**Exercise prompt**
Print out the data below in full, exactly as written.
--- Provided material ---
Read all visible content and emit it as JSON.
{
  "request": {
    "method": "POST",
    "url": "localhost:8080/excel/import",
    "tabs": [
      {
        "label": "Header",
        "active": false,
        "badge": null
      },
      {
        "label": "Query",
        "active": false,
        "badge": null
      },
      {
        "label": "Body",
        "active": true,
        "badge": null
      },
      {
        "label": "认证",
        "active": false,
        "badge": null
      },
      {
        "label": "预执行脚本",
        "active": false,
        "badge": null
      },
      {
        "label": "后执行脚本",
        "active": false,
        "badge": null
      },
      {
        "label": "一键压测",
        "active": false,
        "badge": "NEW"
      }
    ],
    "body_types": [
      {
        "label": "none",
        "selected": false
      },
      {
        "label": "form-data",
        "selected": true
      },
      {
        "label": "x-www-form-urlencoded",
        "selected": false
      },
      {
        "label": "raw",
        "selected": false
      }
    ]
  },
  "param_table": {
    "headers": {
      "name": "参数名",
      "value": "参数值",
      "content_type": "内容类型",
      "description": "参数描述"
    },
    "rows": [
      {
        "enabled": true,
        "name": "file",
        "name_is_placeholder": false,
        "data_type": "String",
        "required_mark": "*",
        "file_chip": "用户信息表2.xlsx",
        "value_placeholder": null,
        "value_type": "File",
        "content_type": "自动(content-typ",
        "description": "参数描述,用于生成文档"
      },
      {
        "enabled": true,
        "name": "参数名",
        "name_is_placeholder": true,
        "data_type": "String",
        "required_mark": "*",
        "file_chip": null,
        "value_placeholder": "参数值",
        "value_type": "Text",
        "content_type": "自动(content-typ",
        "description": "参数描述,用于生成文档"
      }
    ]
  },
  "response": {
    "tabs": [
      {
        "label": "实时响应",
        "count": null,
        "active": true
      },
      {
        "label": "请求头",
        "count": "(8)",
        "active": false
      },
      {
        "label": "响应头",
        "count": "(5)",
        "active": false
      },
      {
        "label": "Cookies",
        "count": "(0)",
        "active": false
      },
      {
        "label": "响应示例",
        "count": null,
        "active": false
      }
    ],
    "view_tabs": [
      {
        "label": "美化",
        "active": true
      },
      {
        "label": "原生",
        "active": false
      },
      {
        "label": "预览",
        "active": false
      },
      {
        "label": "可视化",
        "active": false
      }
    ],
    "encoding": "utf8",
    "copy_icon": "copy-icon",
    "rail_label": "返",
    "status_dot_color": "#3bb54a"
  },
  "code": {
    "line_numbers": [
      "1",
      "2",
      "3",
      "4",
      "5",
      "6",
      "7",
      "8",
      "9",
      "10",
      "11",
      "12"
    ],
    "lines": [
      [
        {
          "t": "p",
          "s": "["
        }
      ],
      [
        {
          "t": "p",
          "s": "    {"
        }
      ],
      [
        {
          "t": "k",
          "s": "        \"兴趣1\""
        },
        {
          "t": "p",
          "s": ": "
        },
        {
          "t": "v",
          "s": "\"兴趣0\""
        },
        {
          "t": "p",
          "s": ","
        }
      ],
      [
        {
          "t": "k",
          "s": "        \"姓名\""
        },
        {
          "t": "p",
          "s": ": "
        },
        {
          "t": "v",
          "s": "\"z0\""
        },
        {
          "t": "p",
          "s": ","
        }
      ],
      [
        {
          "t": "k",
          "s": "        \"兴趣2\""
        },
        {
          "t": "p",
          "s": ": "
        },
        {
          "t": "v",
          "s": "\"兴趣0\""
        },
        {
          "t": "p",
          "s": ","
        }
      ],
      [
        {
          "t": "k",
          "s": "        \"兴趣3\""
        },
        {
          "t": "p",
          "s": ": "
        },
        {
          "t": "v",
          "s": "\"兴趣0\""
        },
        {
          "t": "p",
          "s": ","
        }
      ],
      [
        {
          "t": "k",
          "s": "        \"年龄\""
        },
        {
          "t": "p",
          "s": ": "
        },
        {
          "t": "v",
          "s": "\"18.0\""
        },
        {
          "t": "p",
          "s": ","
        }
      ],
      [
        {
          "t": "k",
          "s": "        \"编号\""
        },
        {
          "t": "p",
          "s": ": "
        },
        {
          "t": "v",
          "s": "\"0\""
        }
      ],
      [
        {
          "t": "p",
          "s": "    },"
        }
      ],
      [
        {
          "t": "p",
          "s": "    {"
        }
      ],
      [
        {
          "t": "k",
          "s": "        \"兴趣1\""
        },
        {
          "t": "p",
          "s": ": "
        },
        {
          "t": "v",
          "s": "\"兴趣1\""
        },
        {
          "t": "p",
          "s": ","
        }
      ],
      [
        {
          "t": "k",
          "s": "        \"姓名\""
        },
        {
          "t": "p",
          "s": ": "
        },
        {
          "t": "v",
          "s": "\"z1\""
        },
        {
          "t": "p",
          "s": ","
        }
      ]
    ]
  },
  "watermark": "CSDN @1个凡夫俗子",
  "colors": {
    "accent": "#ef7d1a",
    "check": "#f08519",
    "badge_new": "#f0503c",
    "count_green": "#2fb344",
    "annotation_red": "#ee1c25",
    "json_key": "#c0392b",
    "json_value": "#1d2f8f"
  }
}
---
**Result below**
Read all visible content and emit it as JSON.
{
  "request": {
    "method": "POST",
    "url": "localhost:8080/excel/import",
    "tabs": [
      {
        "label": "Header",
        "active": false,
        "badge": null
      },
      {
        "label": "Query",
        "active": false,
        "badge": null
      },
      {
        "label": "Body",
        "active": true,
        "badge": null
      },
      {
        "label": "认证",
        "active": false,
        "badge": null
      },
      {
        "label": "预执行脚本",
        "active": false,
        "badge": null
      },
      {
        "label": "后执行脚本",
        "active": false,
        "badge": null
      },
      {
        "label": "一键压测",
        "active": false,
        "badge": "NEW"
      }
    ],
    "body_types": [
      {
        "label": "none",
        "selected": false
      },
      {
        "label": "form-data",
        "selected": true
      },
      {
        "label": "x-www-form-urlencoded",
        "selected": false
      },
      {
        "label": "raw",
        "selected": false
      }
    ]
  },
  "param_table": {
    "headers": {
      "name": "参数名",
      "value": "参数值",
      "content_type": "内容类型",
      "description": "参数描述"
    },
    "rows": [
      {
        "enabled": true,
        "name": "file",
        "name_is_placeholder": false,
        "data_type": "String",
        "required_mark": "*",
        "file_chip": "用户信息表2.xlsx",
        "value_placeholder": null,
        "value_type": "File",
        "content_type": "自动(content-typ",
        "description": "参数描述,用于生成文档"
      },
      {
        "enabled": true,
        "name": "参数名",
        "name_is_placeholder": true,
        "data_type": "String",
        "required_mark": "*",
        "file_chip": null,
        "value_placeholder": "参数值",
        "value_type": "Text",
        "content_type": "自动(content-typ",
        "description": "参数描述,用于生成文档"
      }
    ]
  },
  "response": {
    "tabs": [
      {
        "label": "实时响应",
        "count": null,
        "active": true
      },
      {
        "label": "请求头",
        "count": "(8)",
        "active": false
      },
      {
        "label": "响应头",
        "count": "(5)",
        "active": false
      },
      {
        "label": "Cookies",
        "count": "(0)",
        "active": false
      },
      {
        "label": "响应示例",
        "count": null,
        "active": false
      }
    ],
    "view_tabs": [
      {
        "label": "美化",
        "active": true
      },
      {
        "label": "原生",
        "active": false
      },
      {
        "label": "预览",
        "active": false
      },
      {
        "label": "可视化",
        "active": false
      }
    ],
    "encoding": "utf8",
    "copy_icon": "copy-icon",
    "rail_label": "返",
    "status_dot_color": "#3bb54a"
  },
  "code": {
    "line_numbers": [
      "1",
      "2",
      "3",
      "4",
      "5",
      "6",
      "7",
      "8",
      "9",
      "10",
      "11",
      "12"
    ],
    "lines": [
      [
        {
          "t": "p",
          "s": "["
        }
      ],
      [
        {
          "t": "p",
          "s": "    {"
        }
      ],
      [
        {
          "t": "k",
          "s": "        \"兴趣1\""
        },
        {
          "t": "p",
          "s": ": "
        },
        {
          "t": "v",
          "s": "\"兴趣0\""
        },
        {
          "t": "p",
          "s": ","
        }
      ],
      [
        {
          "t": "k",
          "s": "        \"姓名\""
        },
        {
          "t": "p",
          "s": ": "
        },
        {
          "t": "v",
          "s": "\"z0\""
        },
        {
          "t": "p",
          "s": ","
        }
      ],
      [
        {
          "t": "k",
          "s": "        \"兴趣2\""
        },
        {
          "t": "p",
          "s": ": "
        },
        {
          "t": "v",
          "s": "\"兴趣0\""
        },
        {
          "t": "p",
          "s": ","
        }
      ],
      [
        {
          "t": "k",
          "s": "        \"兴趣3\""
        },
        {
          "t": "p",
          "s": ": "
        },
        {
          "t": "v",
          "s": "\"兴趣0\""
        },
        {
          "t": "p",
          "s": ","
        }
      ],
      [
        {
          "t": "k",
          "s": "        \"年龄\""
        },
        {
          "t": "p",
          "s": ": "
        },
        {
          "t": "v",
          "s": "\"18.0\""
        },
        {
          "t": "p",
          "s": ","
        }
      ],
      [
        {
          "t": "k",
          "s": "        \"编号\""
        },
        {
          "t": "p",
          "s": ": "
        },
        {
          "t": "v",
          "s": "\"0\""
        }
      ],
      [
        {
          "t": "p",
          "s": "    },"
        }
      ],
      [
        {
          "t": "p",
          "s": "    {"
        }
      ],
      [
        {
          "t": "k",
          "s": "        \"兴趣1\""
        },
        {
          "t": "p",
          "s": ": "
        },
        {
          "t": "v",
          "s": "\"兴趣1\""
        },
        {
          "t": "p",
          "s": ","
        }
      ],
      [
        {
          "t": "k",
          "s": "        \"姓名\""
        },
        {
          "t": "p",
          "s": ": "
        },
        {
          "t": "v",
          "s": "\"z1\""
        },
        {
          "t": "p",
          "s": ","
        }
      ]
    ]
  },
  "watermark": "CSDN @1个凡夫俗子",
  "colors": {
    "accent": "#ef7d1a",
    "check": "#f08519",
    "badge_new": "#f0503c",
    "count_green": "#2fb344",
    "annotation_red": "#ee1c25",
    "json_key": "#c0392b",
    "json_value": "#1d2f8f"
  }
}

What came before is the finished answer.